“The effectiveness of the board is about the diversity and chemistry of those around the board table. That makes for a more-challenging environment. It is much less challenging if everyone looks and thinks the same as you do.

“When you are on a board, what matters is your perspective, your outlook, the hinterland of expertise you bring.

“To be able to effective on the board, you need to bring lots of good business acumen, rigorous independent thinking, sound judgments and a degree of tact and diplomacy.

“Today’s board room isn’t a make bastion of aggression. That is not how business is conducted. It is conducted with robust, intellectual thinking. It is the use of the power influence and persuasion. These are not attributes that are gender specific.”

For Barber, her success is about tenacity. She quotes her family motto: “Good, better, best. Never let it rest. Until your good is better and your better is best”.

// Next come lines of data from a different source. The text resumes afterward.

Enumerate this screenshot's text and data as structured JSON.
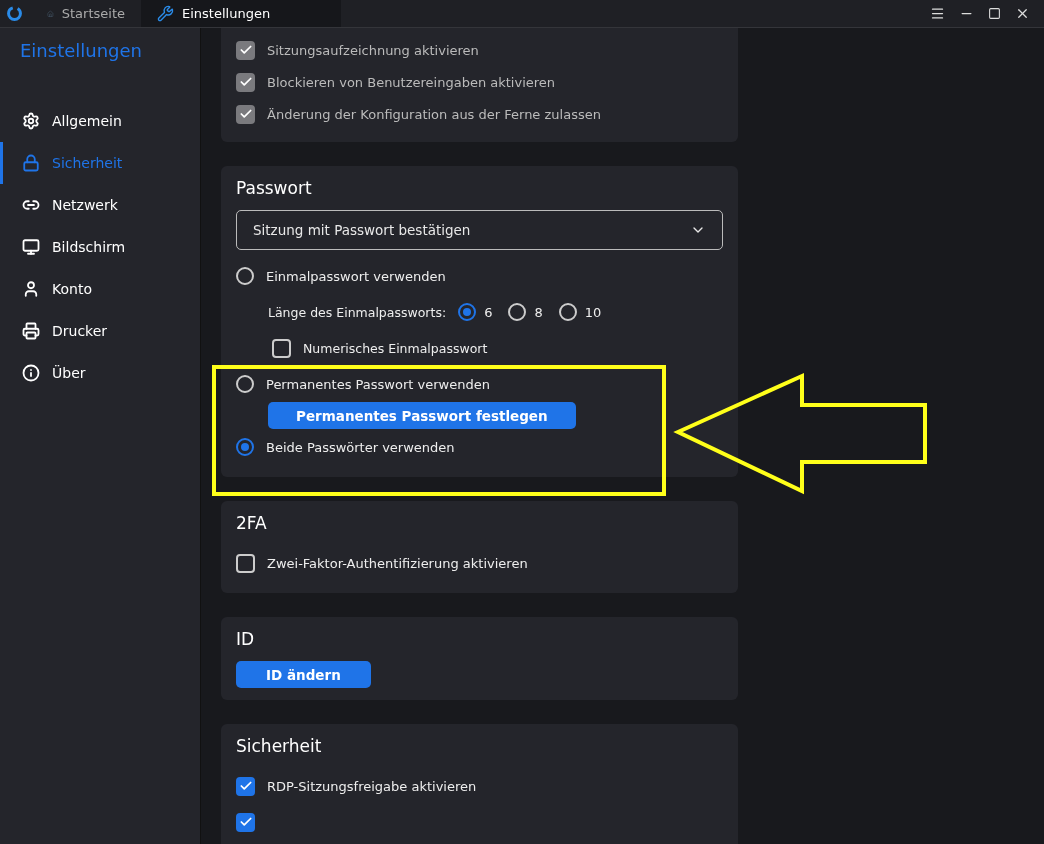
{
  "tabs": [
    {
      "label": "Startseite",
      "selected": false
    },
    {
      "label": "Einstellungen",
      "selected": true
    }
  ],
  "sidebar": {
    "title": "Einstellungen",
    "items": [
      {
        "label": "Allgemein",
        "selected": false
      },
      {
        "label": "Sicherheit",
        "selected": true
      },
      {
        "label": "Netzwerk",
        "selected": false
      },
      {
        "label": "Bildschirm",
        "selected": false
      },
      {
        "label": "Konto",
        "selected": false
      },
      {
        "label": "Drucker",
        "selected": false
      },
      {
        "label": "Über",
        "selected": false
      }
    ]
  },
  "permissions": {
    "options": [
      {
        "label": "Sitzungsaufzeichnung aktivieren",
        "checked": true,
        "disabled": true
      },
      {
        "label": "Blockieren von Benutzereingaben aktivieren",
        "checked": true,
        "disabled": true
      },
      {
        "label": "Änderung der Konfiguration aus der Ferne zulassen",
        "checked": true,
        "disabled": true
      }
    ]
  },
  "password": {
    "title": "Passwort",
    "dropdown": {
      "value": "Sitzung mit Passwort bestätigen"
    },
    "one_time": {
      "label": "Einmalpasswort verwenden",
      "selected": false
    },
    "length": {
      "label": "Länge des Einmalpassworts:",
      "options": [
        {
          "label": "6",
          "selected": true
        },
        {
          "label": "8",
          "selected": false
        },
        {
          "label": "10",
          "selected": false
        }
      ]
    },
    "numeric": {
      "label": "Numerisches Einmalpasswort",
      "checked": false
    },
    "permanent": {
      "label": "Permanentes Passwort verwenden",
      "selected": false
    },
    "set_button": "Permanentes Passwort festlegen",
    "both": {
      "label": "Beide Passwörter verwenden",
      "selected": true
    }
  },
  "twofa": {
    "title": "2FA",
    "option": {
      "label": "Zwei-Faktor-Authentifizierung aktivieren",
      "checked": false
    }
  },
  "id": {
    "title": "ID",
    "button": "ID ändern"
  },
  "security": {
    "title": "Sicherheit",
    "options": [
      {
        "label": "RDP-Sitzungsfreigabe aktivieren",
        "checked": true
      },
      {
        "checked": true
      }
    ]
  }
}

As a mother of two young children, aged eight and five, it has also been about choosing to “make it work” for her. She is often up at 5:30am to catch the red eye to Bilbao to attend monthly board meetings. She is of that generation of women who has both a family and a fast-track career.

“A lot of women who are at senior levels never took much time out for their children. And that is a choice. I made that choice. I know other women whose salary went on childcare for a good number of years. That was a choice they wanted to make. These aren’t choices for everyone. I know many women who wouldn’t want my lifestyle.”

For others who wish to follow in her footsteps and build a portfolio career, she advises them to first look at charity boards as a means of getting experience.